Often times, when one is asked why they chose to attend a particular institution of higher learning, there are certain expected responses but when I asked our Alumnus of the week Mutahi Muriithi this question, the answer I got was definitely not in the list of those expected responses. Mutahi Muriithi is the Founder of Ltcaezar Communications, a company committed towards managing social media and online presence of its clients. He is also an alumnus of Jomo Kenyatta University of Agriculture and Technology, class of 2013; having graduated with a Bachelor of Science in Medical Microbiology. Yes you heard me right. The founder of a communications company is actually a graduate in Medical Microbiology. I know you’re curious as I am to find out exactly how Murithii found himself in a career so distant from his area of study. Let’s go back to the beginning.
When I asked Mutahi Muriithi why he chose to pursue Medical Microbiology at Jomo Kenyatta University of Agriculture and Technology, his immediate response, and I quote, “When I joined JKUAT, I pursued Medical Microbiology due to a number of factors. Top on the list was that I was becoming a problem at home, and my old man wanted me in school.” I totally didn’t expect that response, but Muriithi further enunciates that other that, there are several people in his immediate family who are in the medical field and so it was only natural that they advocate for him to join them. Despite the twist of fate that landed him in JKUAT to study MMB, he made a strong resolution to study hard and perform well in his studies.
What was your learning experience at JKUAT?
At JKUAT, I received what would turn out to be the best quality of instruction that I had had in my school life. I practiced a little Medical Microbiology before and after graduating. I found that I easily fit into different work environments ranging from research laboratories and hospital diagnostic laboratories. The course I was studying is heavily dependent on practical experiments, field visits and independent thought. We also had fun time with the practical experience during field trips. By the time I left JKUAT, I had travelled well all over the country visiting different places where Medical Microbiology skills are applied.
So with a professional training in medical microbiology, how did you path divert to communications? Why the shift?
This is always something that few people understand. My talents are in organization, planning, improvising, strategy
formulation and other areas. These often find little use in Medical Microbiology since it is a field which is quite rigid and heavily regulated. The regulation is understandable since in medicine we are handling cases of health and any mistakes or errors could result in massive damage including loss of lives. You will not be allowed to improvise or do potentially dangerous experiments in the medical field, neither should you try to be too clever in it. When I graduated from JKUAT, I put my Medical Microbilogy skills to practice for some time. I then started carrying out small campaigns online to expand my side hustle that was in content development for websites. Gradually, I shifted to doing digital communications full-time. I then founded my own company and built networks to tap business. I knew it would not be easy, but I was ready to face the challenges that would come my way.
Has the training you received at JKUAT helped you in anyway? If so, in what ways?
The training I received in JKUAT is very important in my current field.
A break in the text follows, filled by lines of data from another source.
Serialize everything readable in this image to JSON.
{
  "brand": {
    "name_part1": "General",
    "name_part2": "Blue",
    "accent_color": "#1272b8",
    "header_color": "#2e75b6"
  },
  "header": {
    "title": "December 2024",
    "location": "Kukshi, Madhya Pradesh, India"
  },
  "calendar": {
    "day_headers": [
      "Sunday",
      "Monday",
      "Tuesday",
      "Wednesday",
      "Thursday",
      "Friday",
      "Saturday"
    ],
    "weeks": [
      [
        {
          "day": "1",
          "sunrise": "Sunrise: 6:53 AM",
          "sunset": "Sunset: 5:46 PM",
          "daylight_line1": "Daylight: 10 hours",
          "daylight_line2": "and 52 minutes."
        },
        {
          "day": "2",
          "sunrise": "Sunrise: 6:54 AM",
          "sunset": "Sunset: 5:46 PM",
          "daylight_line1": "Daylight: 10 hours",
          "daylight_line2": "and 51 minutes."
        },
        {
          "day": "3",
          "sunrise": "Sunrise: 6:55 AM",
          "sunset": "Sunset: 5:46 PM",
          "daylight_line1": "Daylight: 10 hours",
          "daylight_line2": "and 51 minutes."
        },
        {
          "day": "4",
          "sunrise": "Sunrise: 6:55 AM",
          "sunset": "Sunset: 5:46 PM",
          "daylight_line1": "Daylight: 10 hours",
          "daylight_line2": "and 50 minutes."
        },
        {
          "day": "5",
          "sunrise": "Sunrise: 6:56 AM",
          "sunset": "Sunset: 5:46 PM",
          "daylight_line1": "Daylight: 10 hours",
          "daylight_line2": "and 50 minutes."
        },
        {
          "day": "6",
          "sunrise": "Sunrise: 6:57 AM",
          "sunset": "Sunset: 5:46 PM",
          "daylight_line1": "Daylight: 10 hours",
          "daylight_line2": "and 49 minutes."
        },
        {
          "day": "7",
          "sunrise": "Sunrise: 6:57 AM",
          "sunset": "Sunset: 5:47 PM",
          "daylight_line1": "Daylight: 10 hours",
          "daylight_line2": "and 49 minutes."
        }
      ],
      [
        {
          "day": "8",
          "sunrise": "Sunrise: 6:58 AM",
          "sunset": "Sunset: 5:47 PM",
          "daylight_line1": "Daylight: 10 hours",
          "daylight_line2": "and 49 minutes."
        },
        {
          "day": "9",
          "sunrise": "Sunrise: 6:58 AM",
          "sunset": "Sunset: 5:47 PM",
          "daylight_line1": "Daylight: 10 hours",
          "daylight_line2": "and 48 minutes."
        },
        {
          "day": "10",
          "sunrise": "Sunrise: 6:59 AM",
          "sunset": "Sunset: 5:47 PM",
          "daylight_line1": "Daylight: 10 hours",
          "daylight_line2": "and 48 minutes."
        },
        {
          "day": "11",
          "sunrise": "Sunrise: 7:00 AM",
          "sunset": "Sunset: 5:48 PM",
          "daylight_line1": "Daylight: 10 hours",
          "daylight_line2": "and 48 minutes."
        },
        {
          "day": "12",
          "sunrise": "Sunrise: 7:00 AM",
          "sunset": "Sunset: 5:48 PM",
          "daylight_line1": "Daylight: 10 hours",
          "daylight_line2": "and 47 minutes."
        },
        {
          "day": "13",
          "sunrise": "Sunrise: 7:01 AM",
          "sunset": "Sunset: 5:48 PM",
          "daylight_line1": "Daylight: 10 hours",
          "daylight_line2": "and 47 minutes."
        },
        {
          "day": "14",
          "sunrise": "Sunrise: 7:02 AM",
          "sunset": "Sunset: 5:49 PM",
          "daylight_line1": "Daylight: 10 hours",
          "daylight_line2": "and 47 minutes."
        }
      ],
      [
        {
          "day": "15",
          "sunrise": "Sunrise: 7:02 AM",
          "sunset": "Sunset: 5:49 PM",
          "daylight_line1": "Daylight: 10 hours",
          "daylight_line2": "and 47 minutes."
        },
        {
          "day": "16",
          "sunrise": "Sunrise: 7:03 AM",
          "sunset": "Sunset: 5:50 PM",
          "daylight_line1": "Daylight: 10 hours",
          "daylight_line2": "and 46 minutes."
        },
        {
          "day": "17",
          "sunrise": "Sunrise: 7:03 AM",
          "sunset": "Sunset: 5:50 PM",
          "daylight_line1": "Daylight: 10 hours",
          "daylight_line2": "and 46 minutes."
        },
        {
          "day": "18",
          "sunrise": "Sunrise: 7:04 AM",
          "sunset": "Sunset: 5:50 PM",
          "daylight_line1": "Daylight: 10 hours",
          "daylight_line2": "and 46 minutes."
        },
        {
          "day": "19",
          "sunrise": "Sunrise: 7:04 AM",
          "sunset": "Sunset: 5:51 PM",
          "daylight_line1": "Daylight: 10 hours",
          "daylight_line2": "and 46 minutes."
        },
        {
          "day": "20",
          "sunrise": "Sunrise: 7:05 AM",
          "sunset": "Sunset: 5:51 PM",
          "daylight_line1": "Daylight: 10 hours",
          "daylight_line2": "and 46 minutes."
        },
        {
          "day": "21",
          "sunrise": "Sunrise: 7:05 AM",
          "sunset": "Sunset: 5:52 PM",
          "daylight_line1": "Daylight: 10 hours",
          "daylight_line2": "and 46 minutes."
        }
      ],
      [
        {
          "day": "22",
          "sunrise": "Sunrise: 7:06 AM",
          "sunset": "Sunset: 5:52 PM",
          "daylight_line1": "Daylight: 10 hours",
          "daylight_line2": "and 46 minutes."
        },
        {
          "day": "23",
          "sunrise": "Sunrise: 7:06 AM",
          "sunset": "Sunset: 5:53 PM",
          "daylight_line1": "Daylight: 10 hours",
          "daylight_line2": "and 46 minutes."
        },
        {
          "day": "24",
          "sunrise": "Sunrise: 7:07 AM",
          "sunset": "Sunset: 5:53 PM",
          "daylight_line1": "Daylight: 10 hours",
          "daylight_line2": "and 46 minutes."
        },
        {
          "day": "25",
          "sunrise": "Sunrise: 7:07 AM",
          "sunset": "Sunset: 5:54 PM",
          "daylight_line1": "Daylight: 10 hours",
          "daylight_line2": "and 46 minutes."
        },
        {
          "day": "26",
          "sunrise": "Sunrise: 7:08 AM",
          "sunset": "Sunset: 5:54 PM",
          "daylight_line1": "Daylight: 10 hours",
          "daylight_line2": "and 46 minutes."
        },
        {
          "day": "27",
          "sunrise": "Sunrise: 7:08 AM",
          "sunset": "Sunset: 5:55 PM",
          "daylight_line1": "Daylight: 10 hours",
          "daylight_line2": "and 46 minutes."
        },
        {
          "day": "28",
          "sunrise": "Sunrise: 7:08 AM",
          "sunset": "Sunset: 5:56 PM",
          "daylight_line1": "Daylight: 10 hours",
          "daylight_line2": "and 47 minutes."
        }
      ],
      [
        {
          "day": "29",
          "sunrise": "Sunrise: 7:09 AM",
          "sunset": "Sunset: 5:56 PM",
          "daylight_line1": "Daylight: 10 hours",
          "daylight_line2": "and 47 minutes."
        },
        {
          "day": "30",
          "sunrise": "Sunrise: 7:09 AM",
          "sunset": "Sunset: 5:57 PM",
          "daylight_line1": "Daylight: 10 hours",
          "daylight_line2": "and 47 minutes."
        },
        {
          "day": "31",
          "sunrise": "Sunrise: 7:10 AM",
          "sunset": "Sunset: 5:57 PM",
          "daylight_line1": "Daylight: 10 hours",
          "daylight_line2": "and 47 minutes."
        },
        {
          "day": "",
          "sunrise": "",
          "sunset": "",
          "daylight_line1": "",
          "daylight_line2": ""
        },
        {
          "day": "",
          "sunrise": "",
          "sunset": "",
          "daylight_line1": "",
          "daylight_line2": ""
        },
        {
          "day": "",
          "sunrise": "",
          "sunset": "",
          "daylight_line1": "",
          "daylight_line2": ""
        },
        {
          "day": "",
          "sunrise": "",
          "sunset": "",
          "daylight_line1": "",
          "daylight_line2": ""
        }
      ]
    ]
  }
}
There are key skills that I learned. Carrying out tests, analyzing results, drawing conclusions and reporting are very important in communications. Additionally, I got a strong sense of social responsibility and ethics while at JKUAT. Today, I have built my company to operate as ethically as possible with constant consideration of other people in the areas where we operate. Towards the end of my course, I had a few units in entrepreneurship which came in very handy when I was setting up my own communications company.
Where do you see yourself five years from now?
In the next five years I should have firmed up my footprint as a leading communications leader in East Africa and possibly branch out into the African continent.
Any parting shot based on experiences you’ve had so far?
In life there are oranges and lemons. However, they are not the only fruits. If life gives you lemons, find someone who is suffering from a cold, and sell them the lemons at the highest price possible. With the cash from the sale of lemons you can buy whichever other fruit you wanted to have.
Compiled by Susan Mburu